Holding an Unconscious Baby
If your baby is unconscious but breathing, hold him up in your arms with his head tilted slightly towards the back. This will enable his air passage to remain open and drain out liquid from his mouth which you can wipe away with a napkin or a soft cloth.
If a baby slips even under an inch of water during bathing, with his mouth and nose covered for only a few minutes, he may drown very easily. In such a situation, lift him out immediately and hold him with his head lower than the rest of his body. This will drain the water out of his lungs. If he is unconscious, hold him up in your arms with his head tilted slightly towards the back and call for help. If he is not breathing, perform the rescue breathing exercise mentioned earlier.
Note: If water gets into his lungs, breathe more firmly, so that the lungs are properly inflated.
Once babies start crawling or moving around, they are likely to touch and fiddle with whatever they can get hold of, and even put their finger into an unprotected electric outlet. An electric shock can stop baby's heart, disrupt his breathing, and cause shock, convulsions and severe burns. In such a situation, remember the following points:
- Always remember to protect yourself from getting electrocuted before you try to dislodge your baby, as this will prevent a circuit from forming.
- First, either disconnect the plug, or stand on non-conductive material like wood or plastic. Using a broom handle or a wooden stick or leg of a chair, push your baby away.
- Check for burns and if any, and wrap him with a sterile dressing or a plastic bag.
- If baby becomes unconscious, hold him up in your arms with his head slightly tilted towards the back. If he still does not breathe but has pulse, use rescue breathing or CPR.
It is best to keep hazardous substances away from your child’s reach. Make sure that all medicine bottles have child-proof caps and bottles containing liquid detergent or acid are absolutely out of his reach. However, if an accident occurs, keep the following points in mind:
- The signs of poisoning include vomiting, dizziness, convulsions, unconsciousness and burns or discoloration around the mouth.
- Contact your emergency control center or your doctor immediately.
- Try to find what baby has consumed first and foremost, its quantity and the time when it was consumed. Relay this information to a medical professional when help arrives.
- If your baby vomits, keep a sample to show your doctor if required. However, do not force baby to vomit.
- If baby is unconscious but breathing, try to hold him up in your arms with his head slightly tilted towards the back and wipe away the vomit if he has vomited. If he is not breathing, try rescue breathing through a cloth.
If your baby is bleeding profusely as a result of hurting himself, take the following steps to prevent blood loss and potential shock:

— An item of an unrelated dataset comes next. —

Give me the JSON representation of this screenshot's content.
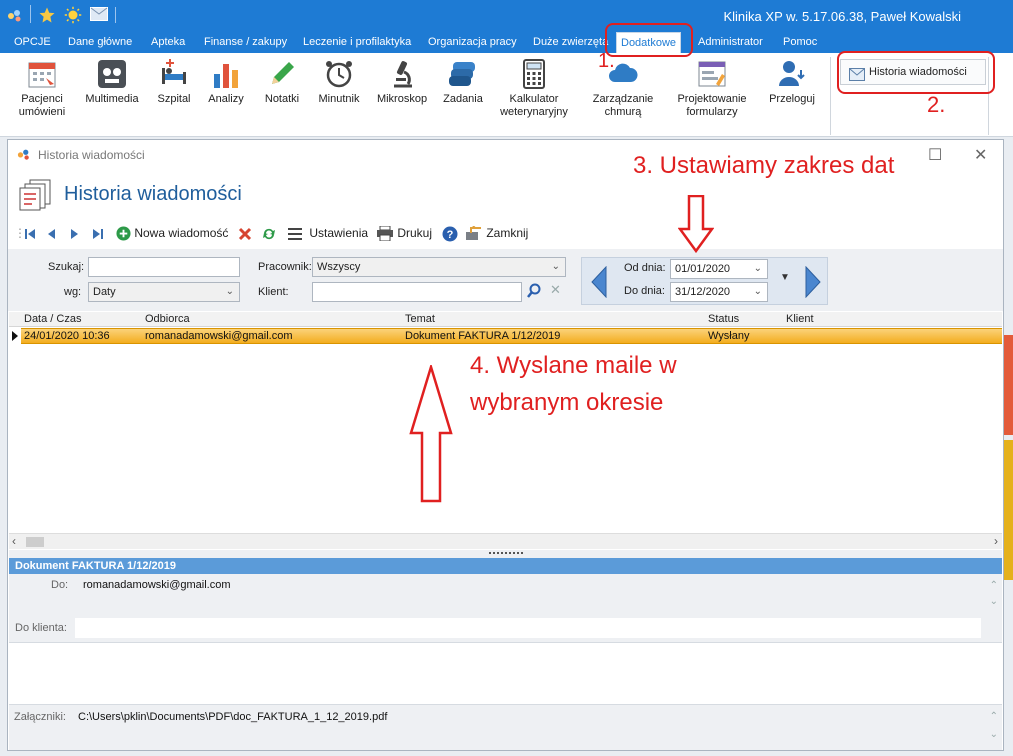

- Apply direct pressure to the wound and raise the injured part above the level of the heart.
- If there is a foreign body in the wound, without touching it, apply pressure on both sides.
- Expose the wound by cutting away clothing if necessary, and apply pressure with a clean dressing.

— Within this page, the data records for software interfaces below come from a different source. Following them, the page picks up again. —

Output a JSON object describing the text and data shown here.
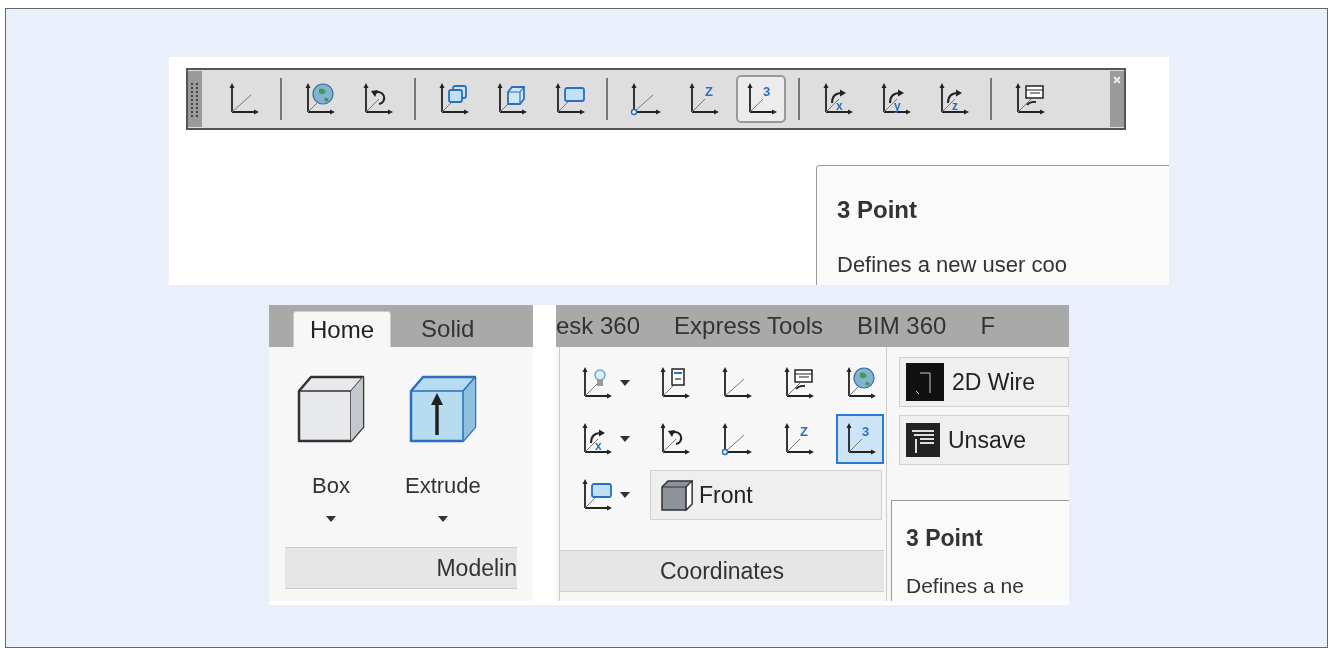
{
  "top_capture": {
    "toolbar": {
      "groups": [
        [
          {
            "kind": "world",
            "selected": false
          }
        ],
        [
          {
            "kind": "globe",
            "selected": false
          },
          {
            "kind": "previous",
            "selected": false
          }
        ],
        [
          {
            "kind": "face",
            "selected": false
          },
          {
            "kind": "object",
            "selected": false
          },
          {
            "kind": "view",
            "selected": false
          }
        ],
        [
          {
            "kind": "origin",
            "selected": false
          },
          {
            "kind": "axis",
            "badge": "Z",
            "selected": false
          },
          {
            "kind": "axis",
            "badge": "3",
            "selected": true
          }
        ],
        [
          {
            "kind": "rotate",
            "badge": "x",
            "selected": false
          },
          {
            "kind": "rotate",
            "badge": "y",
            "selected": false
          },
          {
            "kind": "rotate",
            "badge": "z",
            "selected": false
          }
        ],
        [
          {
            "kind": "named",
            "selected": false
          }
        ]
      ]
    },
    "tooltip": {
      "title": "3 Point",
      "description": "Defines a new user coo"
    }
  },
  "bottom_capture": {
    "tabs": [
      {
        "label": "Home",
        "selected": true
      },
      {
        "label": "Solid",
        "selected": false
      }
    ],
    "tabs_continued": [
      {
        "label": "esk 360",
        "selected": false
      },
      {
        "label": "Express Tools",
        "selected": false
      },
      {
        "label": "BIM 360",
        "selected": false
      },
      {
        "label": "F",
        "selected": false
      }
    ],
    "modeling_panel": {
      "buttons": [
        {
          "label": "Box",
          "kind": "box"
        },
        {
          "label": "Extrude",
          "kind": "extrude"
        }
      ],
      "title": "Modelin"
    },
    "coordinates_panel": {
      "rows": [
        [
          {
            "kind": "light",
            "dropdown": true,
            "selected": false
          },
          {
            "kind": "properties",
            "dropdown": false,
            "selected": false
          },
          {
            "kind": "world",
            "dropdown": false,
            "selected": false
          },
          {
            "kind": "named",
            "dropdown": false,
            "selected": false
          },
          {
            "kind": "globe",
            "dropdown": false,
            "selected": false
          }
        ],
        [
          {
            "kind": "rotate",
            "badge": "x",
            "dropdown": true,
            "selected": false
          },
          {
            "kind": "previous",
            "dropdown": false,
            "selected": false
          },
          {
            "kind": "origin",
            "dropdown": false,
            "selected": false
          },
          {
            "kind": "axis",
            "badge": "Z",
            "dropdown": false,
            "selected": false
          },
          {
            "kind": "axis",
            "badge": "3",
            "dropdown": false,
            "selected": true
          }
        ],
        [
          {
            "kind": "view",
            "dropdown": true,
            "selected": false
          },
          {
            "kind": "combo",
            "label": "Front"
          }
        ]
      ],
      "title": "Coordinates"
    },
    "visual_buttons": [
      {
        "label": "2D Wire",
        "kind": "wireframe"
      },
      {
        "label": "Unsave",
        "kind": "saved-view"
      }
    ],
    "tooltip": {
      "title": "3 Point",
      "description": "Defines a ne"
    }
  }
}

- If the wound spurts too much blood (an indication that an artery is potentially cut), apply more pressure for a longer period of time and put a pressure bandage. If blood continues to leak through the bandage, just wrap another bandage strip over the first dressing.
This can lead to a drastic drop in blood pressure and prove to be fatal. The warning signs include cold, sweaty skin, pale nails and lips, low breathing and unconsciousness. In such a situation:
- Contact emergency services or your doctor immediately.
- Place your baby on a coat or blanket, turn his head to his side in case he vomits, and keep his feet in a raised position (about eight inches). Loosen his clothing and rub his feet to keep them warm.